◆ **PROBLEM TO WORK ON**
All entries must be given again in full, exactly as they were supplied.

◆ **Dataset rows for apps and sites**
======

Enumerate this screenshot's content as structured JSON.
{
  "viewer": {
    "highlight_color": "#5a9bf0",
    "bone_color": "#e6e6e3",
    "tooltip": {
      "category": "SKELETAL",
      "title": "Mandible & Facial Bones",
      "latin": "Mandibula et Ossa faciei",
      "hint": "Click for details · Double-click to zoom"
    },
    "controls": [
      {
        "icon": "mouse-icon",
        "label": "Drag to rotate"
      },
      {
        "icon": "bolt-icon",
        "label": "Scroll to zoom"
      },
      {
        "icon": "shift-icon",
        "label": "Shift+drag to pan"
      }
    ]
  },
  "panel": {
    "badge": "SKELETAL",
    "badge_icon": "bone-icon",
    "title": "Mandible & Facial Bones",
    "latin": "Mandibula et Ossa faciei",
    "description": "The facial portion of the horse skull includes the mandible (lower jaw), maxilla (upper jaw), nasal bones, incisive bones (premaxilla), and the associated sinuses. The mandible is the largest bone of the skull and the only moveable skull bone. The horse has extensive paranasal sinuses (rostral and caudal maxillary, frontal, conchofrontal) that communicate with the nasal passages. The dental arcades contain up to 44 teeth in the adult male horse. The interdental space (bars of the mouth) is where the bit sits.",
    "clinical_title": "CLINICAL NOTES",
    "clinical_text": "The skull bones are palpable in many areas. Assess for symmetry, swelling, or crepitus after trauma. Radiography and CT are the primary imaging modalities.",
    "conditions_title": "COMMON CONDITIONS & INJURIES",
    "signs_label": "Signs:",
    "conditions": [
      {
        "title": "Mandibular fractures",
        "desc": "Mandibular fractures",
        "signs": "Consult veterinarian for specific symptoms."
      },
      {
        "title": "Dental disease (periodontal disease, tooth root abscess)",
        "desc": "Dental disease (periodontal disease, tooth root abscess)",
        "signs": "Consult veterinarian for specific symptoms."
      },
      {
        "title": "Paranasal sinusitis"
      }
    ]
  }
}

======

◆ **OUTPUT BELOW**
Enumerate this screenshot's content as structured JSON.
{
  "viewer": {
    "highlight_color": "#5a9bf0",
    "bone_color": "#e6e6e3",
    "tooltip": {
      "category": "SKELETAL",
      "title": "Mandible & Facial Bones",
      "latin": "Mandibula et Ossa faciei",
      "hint": "Click for details · Double-click to zoom"
    },
    "controls": [
      {
        "icon": "mouse-icon",
        "label": "Drag to rotate"
      },
      {
        "icon": "bolt-icon",
        "label": "Scroll to zoom"
      },
      {
        "icon": "shift-icon",
        "label": "Shift+drag to pan"
      }
    ]
  },
  "panel": {
    "badge": "SKELETAL",
    "badge_icon": "bone-icon",
    "title": "Mandible & Facial Bones",
    "latin": "Mandibula et Ossa faciei",
    "description": "The facial portion of the horse skull includes the mandible (lower jaw), maxilla (upper jaw), nasal bones, incisive bones (premaxilla), and the associated sinuses. The mandible is the largest bone of the skull and the only moveable skull bone. The horse has extensive paranasal sinuses (rostral and caudal maxillary, frontal, conchofrontal) that communicate with the nasal passages. The dental arcades contain up to 44 teeth in the adult male horse. The interdental space (bars of the mouth) is where the bit sits.",
    "clinical_title": "CLINICAL NOTES",
    "clinical_text": "The skull bones are palpable in many areas. Assess for symmetry, swelling, or crepitus after trauma. Radiography and CT are the primary imaging modalities.",
    "conditions_title": "COMMON CONDITIONS & INJURIES",
    "signs_label": "Signs:",
    "conditions": [
      {
        "title": "Mandibular fractures",
        "desc": "Mandibular fractures",
        "signs": "Consult veterinarian for specific symptoms."
      },
      {
        "title": "Dental disease (periodontal disease, tooth root abscess)",
        "desc": "Dental disease (periodontal disease, tooth root abscess)",
        "signs": "Consult veterinarian for specific symptoms."
      },
      {
        "title": "Paranasal sinusitis"
      }
    ]
  }
}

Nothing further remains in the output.